Your kids had a pool party and someone turned the fill valve on. Unfortunately, you didn't notice until the next morning when you woke up to find your yard under water and your basement flooded. Now you have to clean up the water mess. Before you get started with the clean-up, take a look at these tips that will keep you safe and make the task easier to accomplish.
Turn the Power Off to Your House
Since your basement is flooded, there's a good chance that your electrical sockets have been exposed to water. Don't step foot into the water until you've turned off the electricity to your home. Shut the power off to your home and then inspect your basement. Take a close look at the water level. Even if the water has started to recede, you'll still be able to see the water marks along your walls.
If you have any electric appliances plugged in to the wall sockets, be sure to carefully unplug those. Wipe the electrical prongs off to remove moisture. Wrap them in paper towels, secure them with tape and place them above the water. The paper towels will help absorb moisture so you can plug your appliances again later. Once you're sure that there is no threat of electrical shock – the outlets have not come in contact with water – you can turn your electricity back on.
Don't Assume the Water Is Clean
The water that flooded your basement may have come from a clean source but that doesn't mean it's still clean. Avoid the threat of water-borne illnesses by assuming the water has become contaminated. Never clean up flood waters with your bare hands or without protective gear. You'll need a few safety items before starting your clean-up efforts.
- Rubber gloves
- Waterproof wading boots
- Long pants and shirt
Be sure to tuck your pant legs into your boots and your shirt sleeves into your gloves.
Remove the Water
Once you've donned your safety gear, you'll be ready to begin removing the water. If you have several inches of water in your basement, you should begin your water removal with submersible pumps. The pumps can be placed anywhere in the room and will pump water out of your home.

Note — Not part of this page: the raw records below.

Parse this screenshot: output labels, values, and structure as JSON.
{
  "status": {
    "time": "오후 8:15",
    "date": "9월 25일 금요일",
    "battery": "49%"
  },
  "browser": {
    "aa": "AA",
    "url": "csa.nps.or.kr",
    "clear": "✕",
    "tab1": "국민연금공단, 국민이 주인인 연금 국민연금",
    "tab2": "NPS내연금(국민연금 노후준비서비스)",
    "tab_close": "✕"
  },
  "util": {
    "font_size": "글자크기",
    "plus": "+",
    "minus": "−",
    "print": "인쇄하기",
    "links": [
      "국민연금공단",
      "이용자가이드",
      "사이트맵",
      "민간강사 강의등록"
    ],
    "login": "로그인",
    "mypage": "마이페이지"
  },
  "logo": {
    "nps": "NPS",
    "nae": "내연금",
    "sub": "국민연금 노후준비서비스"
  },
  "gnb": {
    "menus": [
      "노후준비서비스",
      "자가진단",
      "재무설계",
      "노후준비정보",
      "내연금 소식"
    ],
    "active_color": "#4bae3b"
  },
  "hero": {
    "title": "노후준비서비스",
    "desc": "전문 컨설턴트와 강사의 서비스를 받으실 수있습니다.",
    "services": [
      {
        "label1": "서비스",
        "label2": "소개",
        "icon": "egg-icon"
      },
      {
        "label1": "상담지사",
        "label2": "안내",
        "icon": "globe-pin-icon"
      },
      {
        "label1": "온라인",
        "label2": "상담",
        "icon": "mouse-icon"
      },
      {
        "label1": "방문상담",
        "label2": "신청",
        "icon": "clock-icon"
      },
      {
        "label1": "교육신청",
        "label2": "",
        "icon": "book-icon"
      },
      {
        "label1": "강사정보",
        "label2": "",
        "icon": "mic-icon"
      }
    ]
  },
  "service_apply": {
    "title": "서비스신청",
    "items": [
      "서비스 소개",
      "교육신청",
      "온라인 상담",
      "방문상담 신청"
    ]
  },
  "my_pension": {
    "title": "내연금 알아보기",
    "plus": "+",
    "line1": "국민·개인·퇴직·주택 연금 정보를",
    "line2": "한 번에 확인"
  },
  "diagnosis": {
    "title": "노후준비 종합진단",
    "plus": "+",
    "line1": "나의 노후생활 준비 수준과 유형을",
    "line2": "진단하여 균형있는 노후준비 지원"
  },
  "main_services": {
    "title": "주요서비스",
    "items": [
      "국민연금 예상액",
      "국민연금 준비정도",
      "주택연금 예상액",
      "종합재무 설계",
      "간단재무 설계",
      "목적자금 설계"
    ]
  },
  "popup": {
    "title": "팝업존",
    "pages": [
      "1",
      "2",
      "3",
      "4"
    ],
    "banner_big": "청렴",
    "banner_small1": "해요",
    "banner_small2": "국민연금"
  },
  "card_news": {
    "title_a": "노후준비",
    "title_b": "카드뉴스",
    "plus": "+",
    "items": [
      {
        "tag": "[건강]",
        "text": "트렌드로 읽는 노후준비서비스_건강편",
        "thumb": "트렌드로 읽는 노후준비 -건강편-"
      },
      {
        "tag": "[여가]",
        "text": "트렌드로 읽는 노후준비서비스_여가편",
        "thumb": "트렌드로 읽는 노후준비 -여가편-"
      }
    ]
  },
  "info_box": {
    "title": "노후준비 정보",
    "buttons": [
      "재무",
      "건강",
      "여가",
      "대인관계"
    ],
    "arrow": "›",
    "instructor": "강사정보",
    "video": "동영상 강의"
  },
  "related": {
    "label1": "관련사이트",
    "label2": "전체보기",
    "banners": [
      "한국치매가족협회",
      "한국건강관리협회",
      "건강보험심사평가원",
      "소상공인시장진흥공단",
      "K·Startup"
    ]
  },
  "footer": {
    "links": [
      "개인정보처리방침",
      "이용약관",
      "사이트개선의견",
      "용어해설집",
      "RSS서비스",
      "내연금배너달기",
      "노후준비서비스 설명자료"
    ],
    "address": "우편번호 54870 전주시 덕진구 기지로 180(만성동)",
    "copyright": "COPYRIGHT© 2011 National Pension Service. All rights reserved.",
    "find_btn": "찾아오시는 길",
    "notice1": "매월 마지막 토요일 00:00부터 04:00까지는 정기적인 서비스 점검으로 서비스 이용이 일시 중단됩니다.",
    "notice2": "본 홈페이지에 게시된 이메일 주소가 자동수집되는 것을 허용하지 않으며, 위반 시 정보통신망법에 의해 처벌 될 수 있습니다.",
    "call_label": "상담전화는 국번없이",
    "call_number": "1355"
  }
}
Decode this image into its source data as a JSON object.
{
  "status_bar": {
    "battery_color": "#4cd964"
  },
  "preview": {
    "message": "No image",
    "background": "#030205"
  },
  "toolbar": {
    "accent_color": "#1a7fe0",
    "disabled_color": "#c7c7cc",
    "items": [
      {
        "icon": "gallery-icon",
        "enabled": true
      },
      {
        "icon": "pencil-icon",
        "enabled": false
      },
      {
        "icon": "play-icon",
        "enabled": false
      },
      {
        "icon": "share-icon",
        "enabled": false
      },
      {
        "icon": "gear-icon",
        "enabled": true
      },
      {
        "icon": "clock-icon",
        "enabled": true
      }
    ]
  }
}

As soon as the standing water has been removed, you can begin using a shop vac to remove the remaining water. The shop vac will allow you to get the water that may have seeped into the cracks of the cement. When the water has been removed, place industrial fans in the basement to thoroughly dry the area. Moisture left in the floor or walls can lead to mold growth, so be sure you leave the fans on for several hours. It's a good idea to open the windows, as well. If the frame of your home has been soaked in the flood or you see drywall damage, be sure to contact a water damage repair contractor.